## INPUT DATA

##############################

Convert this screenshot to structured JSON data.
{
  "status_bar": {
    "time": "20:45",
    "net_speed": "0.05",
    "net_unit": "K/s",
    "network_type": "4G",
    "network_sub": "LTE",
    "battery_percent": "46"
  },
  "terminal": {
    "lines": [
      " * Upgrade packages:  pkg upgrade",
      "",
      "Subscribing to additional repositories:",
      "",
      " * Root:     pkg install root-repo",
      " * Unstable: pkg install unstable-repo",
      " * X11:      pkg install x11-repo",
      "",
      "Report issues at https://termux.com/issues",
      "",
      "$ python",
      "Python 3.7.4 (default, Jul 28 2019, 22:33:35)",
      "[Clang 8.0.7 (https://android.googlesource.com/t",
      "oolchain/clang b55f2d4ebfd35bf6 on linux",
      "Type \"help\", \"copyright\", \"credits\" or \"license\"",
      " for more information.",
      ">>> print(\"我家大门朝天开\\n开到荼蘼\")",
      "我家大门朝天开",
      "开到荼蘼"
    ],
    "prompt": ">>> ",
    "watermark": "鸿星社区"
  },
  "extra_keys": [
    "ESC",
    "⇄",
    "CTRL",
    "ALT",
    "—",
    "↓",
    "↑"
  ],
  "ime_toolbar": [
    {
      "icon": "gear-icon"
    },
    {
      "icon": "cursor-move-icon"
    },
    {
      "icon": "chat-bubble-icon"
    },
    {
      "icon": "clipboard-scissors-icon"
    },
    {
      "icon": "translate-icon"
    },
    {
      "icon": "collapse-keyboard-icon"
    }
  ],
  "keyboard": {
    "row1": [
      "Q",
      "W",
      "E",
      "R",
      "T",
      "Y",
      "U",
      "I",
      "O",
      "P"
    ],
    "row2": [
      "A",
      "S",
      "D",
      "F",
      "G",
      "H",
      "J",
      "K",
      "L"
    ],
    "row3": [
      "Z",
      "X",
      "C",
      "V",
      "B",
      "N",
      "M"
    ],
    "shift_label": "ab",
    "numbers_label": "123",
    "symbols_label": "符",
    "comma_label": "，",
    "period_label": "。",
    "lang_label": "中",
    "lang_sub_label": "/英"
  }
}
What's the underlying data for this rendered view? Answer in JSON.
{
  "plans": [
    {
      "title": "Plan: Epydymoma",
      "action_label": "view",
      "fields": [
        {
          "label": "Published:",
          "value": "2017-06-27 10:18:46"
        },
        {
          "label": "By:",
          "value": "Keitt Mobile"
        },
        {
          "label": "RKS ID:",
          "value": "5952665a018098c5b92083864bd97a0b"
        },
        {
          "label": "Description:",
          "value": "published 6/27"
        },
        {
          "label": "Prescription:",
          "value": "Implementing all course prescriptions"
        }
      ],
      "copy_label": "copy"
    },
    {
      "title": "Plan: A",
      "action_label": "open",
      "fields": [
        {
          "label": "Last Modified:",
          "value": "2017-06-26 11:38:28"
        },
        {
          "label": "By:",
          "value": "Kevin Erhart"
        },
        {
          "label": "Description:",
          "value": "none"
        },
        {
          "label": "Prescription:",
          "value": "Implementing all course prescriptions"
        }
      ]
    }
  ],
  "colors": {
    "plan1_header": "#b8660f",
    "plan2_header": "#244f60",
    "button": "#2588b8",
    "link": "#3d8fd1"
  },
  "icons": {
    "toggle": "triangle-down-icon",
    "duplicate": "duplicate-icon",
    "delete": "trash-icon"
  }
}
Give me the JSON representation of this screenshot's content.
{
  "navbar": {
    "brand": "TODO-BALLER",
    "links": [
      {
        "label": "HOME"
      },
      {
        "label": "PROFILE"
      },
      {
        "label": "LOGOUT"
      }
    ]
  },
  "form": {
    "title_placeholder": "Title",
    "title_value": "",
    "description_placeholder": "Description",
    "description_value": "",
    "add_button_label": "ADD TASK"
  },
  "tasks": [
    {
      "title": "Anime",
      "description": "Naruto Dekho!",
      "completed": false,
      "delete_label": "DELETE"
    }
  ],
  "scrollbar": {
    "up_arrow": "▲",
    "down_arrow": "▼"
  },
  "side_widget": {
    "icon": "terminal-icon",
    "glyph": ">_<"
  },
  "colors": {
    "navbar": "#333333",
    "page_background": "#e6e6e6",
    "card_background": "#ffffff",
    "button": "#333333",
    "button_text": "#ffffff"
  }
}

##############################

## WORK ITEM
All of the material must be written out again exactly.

## WRITTEN ANSWER
Convert this screenshot to structured JSON data.
{
  "status_bar": {
    "time": "20:45",
    "net_speed": "0.05",
    "net_unit": "K/s",
    "network_type": "4G",
    "network_sub": "LTE",
    "battery_percent": "46"
  },
  "terminal": {
    "lines": [
      " * Upgrade packages:  pkg upgrade",
      "",
      "Subscribing to additional repositories:",
      "",
      " * Root:     pkg install root-repo",
      " * Unstable: pkg install unstable-repo",
      " * X11:      pkg install x11-repo",
      "",
      "Report issues at https://termux.com/issues",
      "",
      "$ python",
      "Python 3.7.4 (default, Jul 28 2019, 22:33:35)",
      "[Clang 8.0.7 (https://android.googlesource.com/t",
      "oolchain/clang b55f2d4ebfd35bf6 on linux",
      "Type \"help\", \"copyright\", \"credits\" or \"license\"",
      " for more information.",
      ">>> print(\"我家大门朝天开\\n开到荼蘼\")",
      "我家大门朝天开",
      "开到荼蘼"
    ],
    "prompt": ">>> ",
    "watermark": "鸿星社区"
  },
  "extra_keys": [
    "ESC",
    "⇄",
    "CTRL",
    "ALT",
    "—",
    "↓",
    "↑"
  ],
  "ime_toolbar": [
    {
      "icon": "gear-icon"
    },
    {
      "icon": "cursor-move-icon"
    },
    {
      "icon": "chat-bubble-icon"
    },
    {
      "icon": "clipboard-scissors-icon"
    },
    {
      "icon": "translate-icon"
    },
    {
      "icon": "collapse-keyboard-icon"
    }
  ],
  "keyboard": {
    "row1": [
      "Q",
      "W",
      "E",
      "R",
      "T",
      "Y",
      "U",
      "I",
      "O",
      "P"
    ],
    "row2": [
      "A",
      "S",
      "D",
      "F",
      "G",
      "H",
      "J",
      "K",
      "L"
    ],
    "row3": [
      "Z",
      "X",
      "C",
      "V",
      "B",
      "N",
      "M"
    ],
    "shift_label": "ab",
    "numbers_label": "123",
    "symbols_label": "符",
    "comma_label": "，",
    "period_label": "。",
    "lang_label": "中",
    "lang_sub_label": "/英"
  }
}
What's the underlying data for this rendered view? Answer in JSON.
{
  "plans": [
    {
      "title": "Plan: Epydymoma",
      "action_label": "view",
      "fields": [
        {
          "label": "Published:",
          "value": "2017-06-27 10:18:46"
        },
        {
          "label": "By:",
          "value": "Keitt Mobile"
        },
        {
          "label": "RKS ID:",
          "value": "5952665a018098c5b92083864bd97a0b"
        },
        {
          "label": "Description:",
          "value": "published 6/27"
        },
        {
          "label": "Prescription:",
          "value": "Implementing all course prescriptions"
        }
      ],
      "copy_label": "copy"
    },
    {
      "title": "Plan: A",
      "action_label": "open",
      "fields": [
        {
          "label": "Last Modified:",
          "value": "2017-06-26 11:38:28"
        },
        {
          "label": "By:",
          "value": "Kevin Erhart"
        },
        {
          "label": "Description:",
          "value": "none"
        },
        {
          "label": "Prescription:",
          "value": "Implementing all course prescriptions"
        }
      ]
    }
  ],
  "colors": {
    "plan1_header": "#b8660f",
    "plan2_header": "#244f60",
    "button": "#2588b8",
    "link": "#3d8fd1"
  },
  "icons": {
    "toggle": "triangle-down-icon",
    "duplicate": "duplicate-icon",
    "delete": "trash-icon"
  }
}
Give me the JSON representation of this screenshot's content.
{
  "navbar": {
    "brand": "TODO-BALLER",
    "links": [
      {
        "label": "HOME"
      },
      {
        "label": "PROFILE"
      },
      {
        "label": "LOGOUT"
      }
    ]
  },
  "form": {
    "title_placeholder": "Title",
    "title_value": "",
    "description_placeholder": "Description",
    "description_value": "",
    "add_button_label": "ADD TASK"
  },
  "tasks": [
    {
      "title": "Anime",
      "description": "Naruto Dekho!",
      "completed": false,
      "delete_label": "DELETE"
    }
  ],
  "scrollbar": {
    "up_arrow": "▲",
    "down_arrow": "▼"
  },
  "side_widget": {
    "icon": "terminal-icon",
    "glyph": ">_<"
  },
  "colors": {
    "navbar": "#333333",
    "page_background": "#e6e6e6",
    "card_background": "#ffffff",
    "button": "#333333",
    "button_text": "#ffffff"
  }
}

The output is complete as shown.